Start of GIVEN INFORMATION

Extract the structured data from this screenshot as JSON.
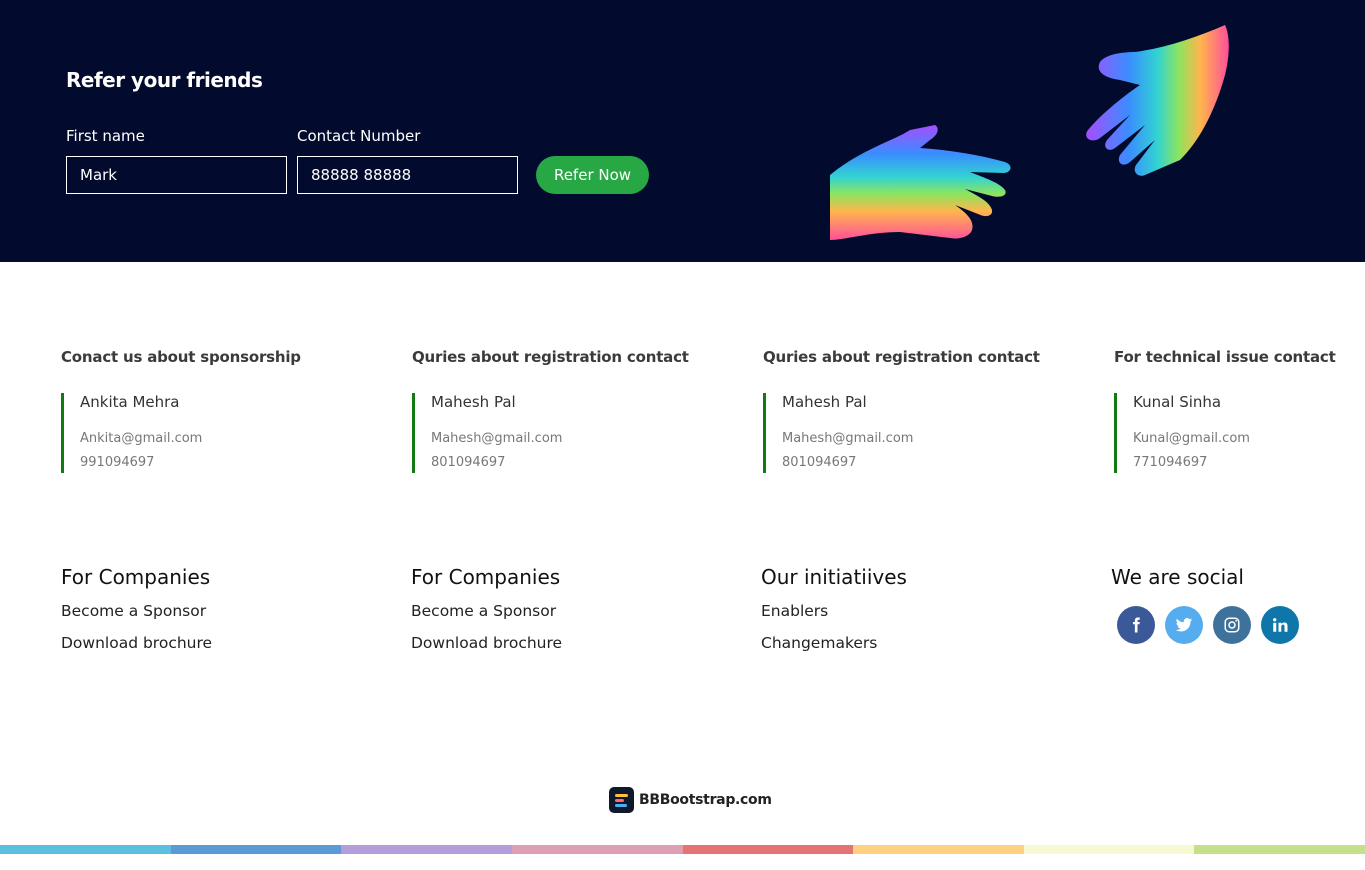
{
  "refer": {
    "title": "Refer your friends",
    "first_name_label": "First name",
    "first_name_value": "Mark",
    "contact_label": "Contact Number",
    "contact_value": "88888 88888",
    "button_label": "Refer Now"
  },
  "contacts": [
    {
      "heading": "Conact us about sponsorship",
      "name": "Ankita Mehra",
      "email": "Ankita@gmail.com",
      "phone": "991094697"
    },
    {
      "heading": "Quries about registration contact",
      "name": "Mahesh Pal",
      "email": "Mahesh@gmail.com",
      "phone": "801094697"
    },
    {
      "heading": "Quries about registration contact",
      "name": "Mahesh Pal",
      "email": "Mahesh@gmail.com",
      "phone": "801094697"
    },
    {
      "heading": "For technical issue contact",
      "name": "Kunal Sinha",
      "email": "Kunal@gmail.com",
      "phone": "771094697"
    }
  ],
  "footer_columns": [
    {
      "heading": "For Companies",
      "links": [
        "Become a Sponsor",
        "Download brochure"
      ]
    },
    {
      "heading": "For Companies",
      "links": [
        "Become a Sponsor",
        "Download brochure"
      ]
    },
    {
      "heading": "Our initiatiives",
      "links": [
        "Enablers",
        "Changemakers"
      ]
    }
  ],
  "social": {
    "heading": "We are social",
    "icons": [
      {
        "name": "facebook-icon",
        "color": "#3b5998"
      },
      {
        "name": "twitter-icon",
        "color": "#55acee"
      },
      {
        "name": "instagram-icon",
        "color": "#3f729b"
      },
      {
        "name": "linkedin-icon",
        "color": "#0e76a8"
      }
    ]
  },
  "brand": {
    "text": "BBBootstrap.com",
    "icon": "bbbootstrap-logo-icon"
  },
  "colors": {
    "banner_bg": "#020b2d",
    "button_green": "#28a745",
    "accent_border": "#137a13",
    "stripe": [
      "#5bc0de",
      "#5a9bd5",
      "#b39ddb",
      "#de9fb5",
      "#e57373",
      "#ffd180",
      "#f6f9d2",
      "#c5e08a"
    ]
  }
}
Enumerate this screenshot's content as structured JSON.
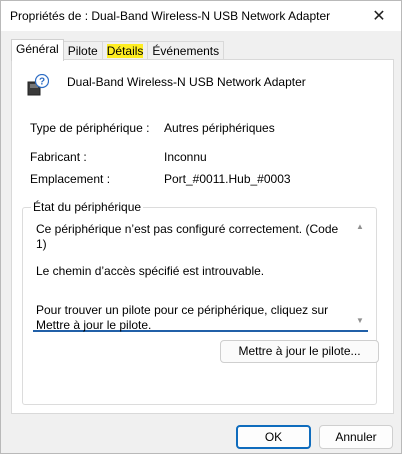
{
  "window": {
    "title": "Propriétés de : Dual-Band Wireless-N USB Network Adapter",
    "close_icon": "close-icon"
  },
  "tabs": [
    {
      "label": "Général",
      "active": true
    },
    {
      "label": "Pilote",
      "active": false
    },
    {
      "label": "Détails",
      "active": false,
      "highlighted": true
    },
    {
      "label": "Événements",
      "active": false
    }
  ],
  "device": {
    "icon": "unknown-device-icon",
    "name": "Dual-Band Wireless-N USB Network Adapter"
  },
  "properties": {
    "type_label": "Type de périphérique :",
    "type_value": "Autres périphériques",
    "manufacturer_label": "Fabricant :",
    "manufacturer_value": "Inconnu",
    "location_label": "Emplacement :",
    "location_value": "Port_#0011.Hub_#0003"
  },
  "status": {
    "group_label": "État du périphérique",
    "lines": [
      "Ce périphérique n’est pas configuré correctement. (Code 1)",
      "Le chemin d’accès spécifié est introuvable.",
      "Pour trouver un pilote pour ce périphérique, cliquez sur Mettre à jour le pilote."
    ]
  },
  "buttons": {
    "update_driver": "Mettre à jour le pilote...",
    "ok": "OK",
    "cancel": "Annuler"
  },
  "colors": {
    "highlight": "#ffee22",
    "accent": "#0f6cbd"
  }
}
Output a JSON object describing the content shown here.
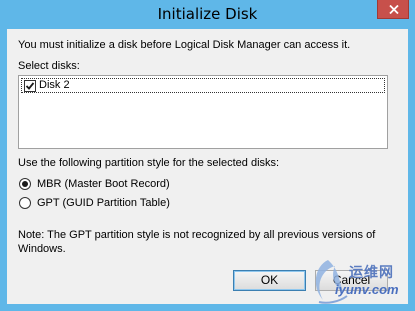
{
  "window": {
    "title": "Initialize Disk"
  },
  "dialog": {
    "intro": "You must initialize a disk before Logical Disk Manager can access it.",
    "select_disks_label": "Select disks:",
    "disks": [
      {
        "label": "Disk 2",
        "checked": true
      }
    ],
    "partition_style_label": "Use the following partition style for the selected disks:",
    "partition_options": [
      {
        "label": "MBR (Master Boot Record)",
        "selected": true
      },
      {
        "label": "GPT (GUID Partition Table)",
        "selected": false
      }
    ],
    "note": "Note: The GPT partition style is not recognized by all previous versions of Windows.",
    "ok_label": "OK",
    "cancel_label": "Cancel"
  },
  "watermark": {
    "chinese": "运维网",
    "url": "iyunv.com"
  },
  "colors": {
    "title_bar": "#5fb7e8",
    "close_button": "#c7504b",
    "client_bg": "#f0f0f0"
  }
}
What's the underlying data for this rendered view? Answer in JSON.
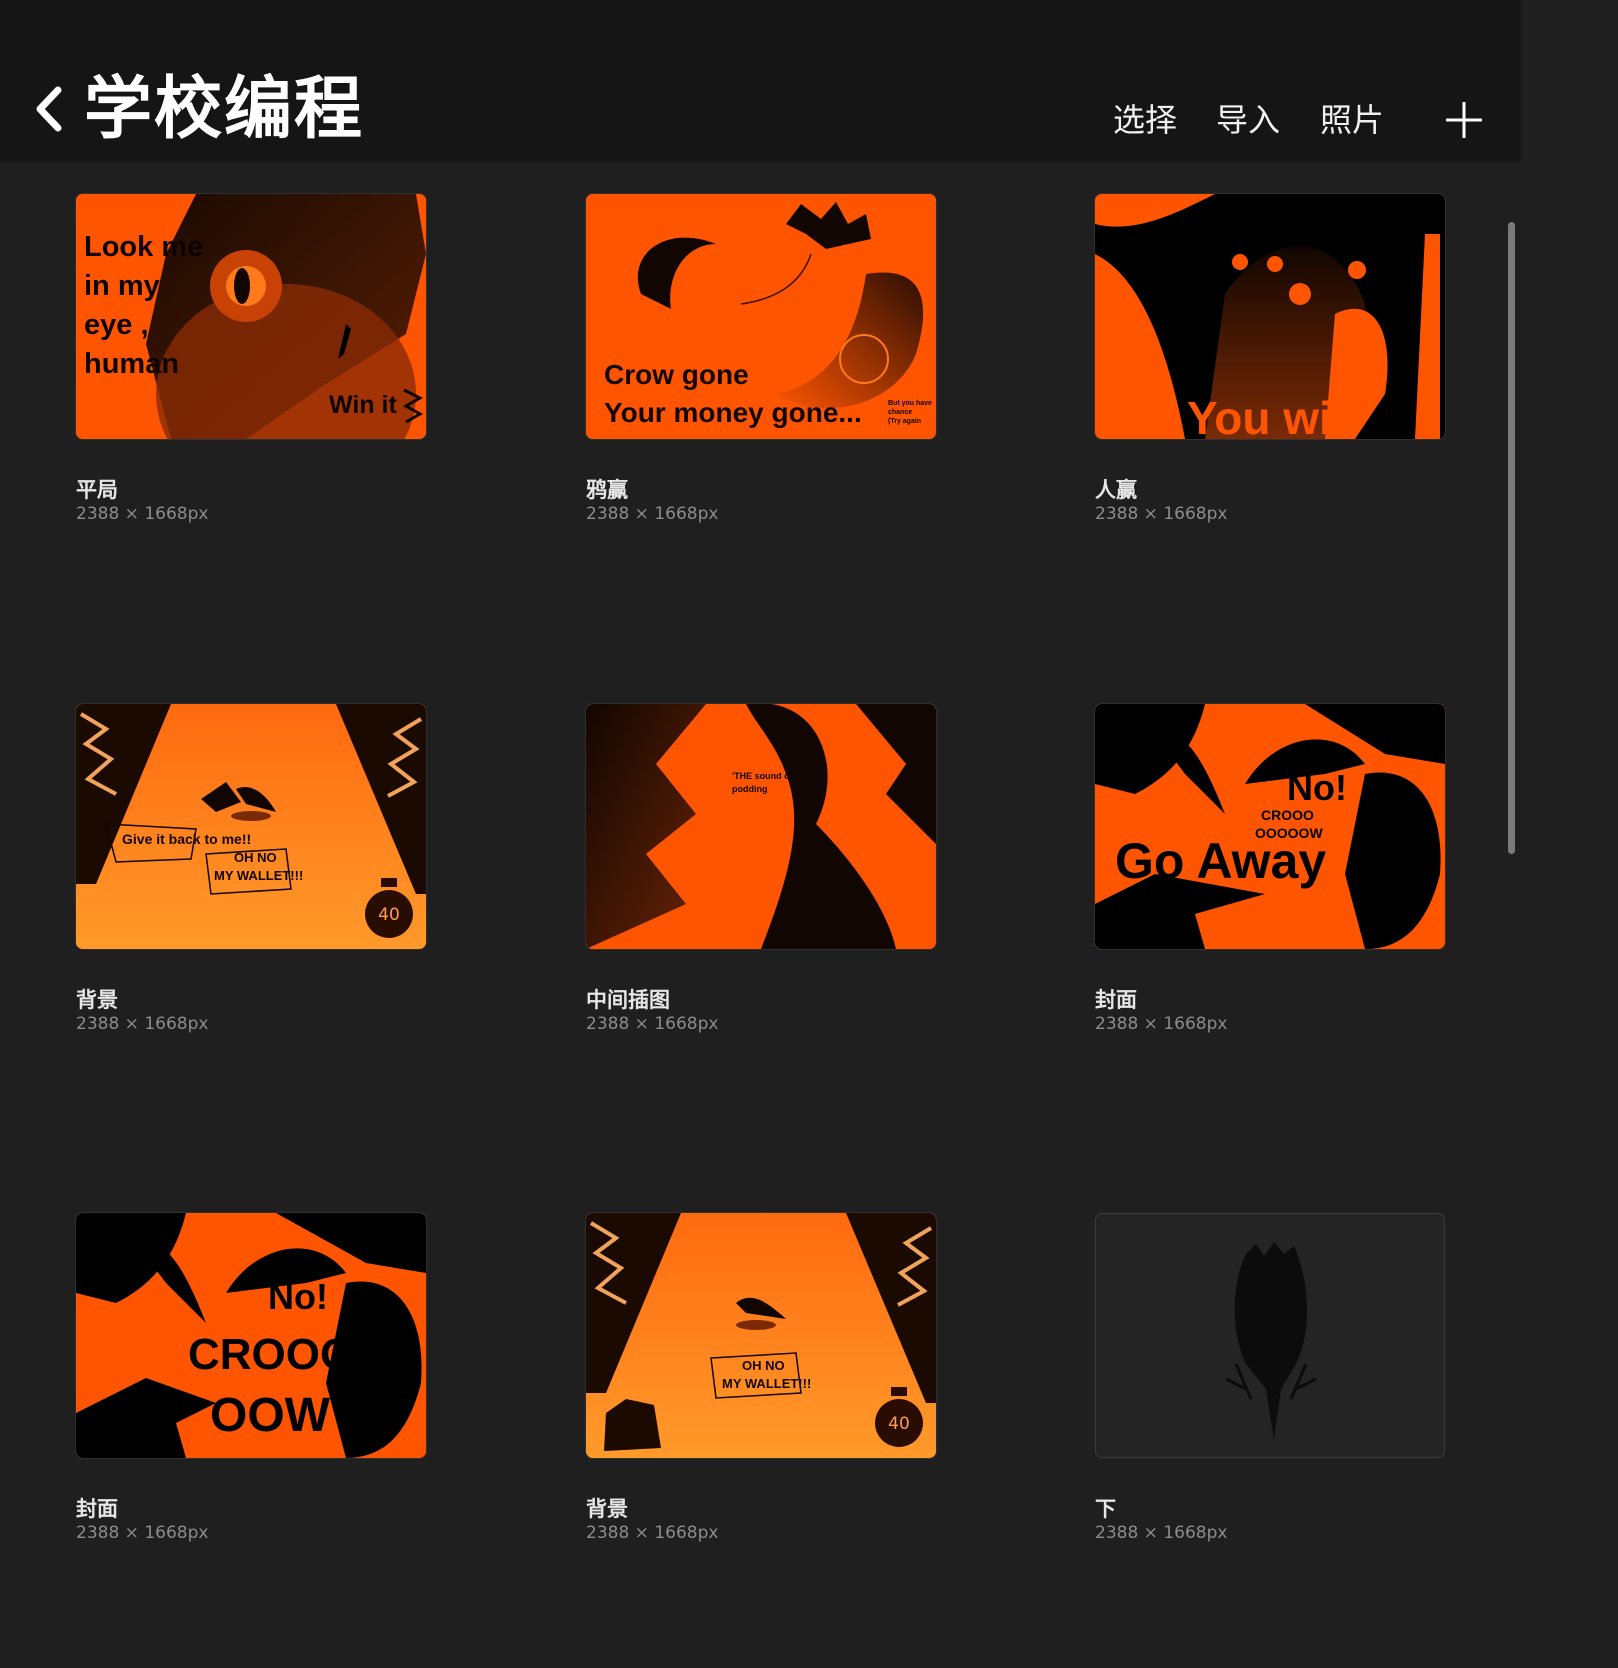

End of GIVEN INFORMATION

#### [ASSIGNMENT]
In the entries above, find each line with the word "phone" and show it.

#### [SOLUTION TO THIS TASK]
      "phone": "991094697"
      "phone": "801094697"
      "phone": "801094697"
      "phone": "771094697"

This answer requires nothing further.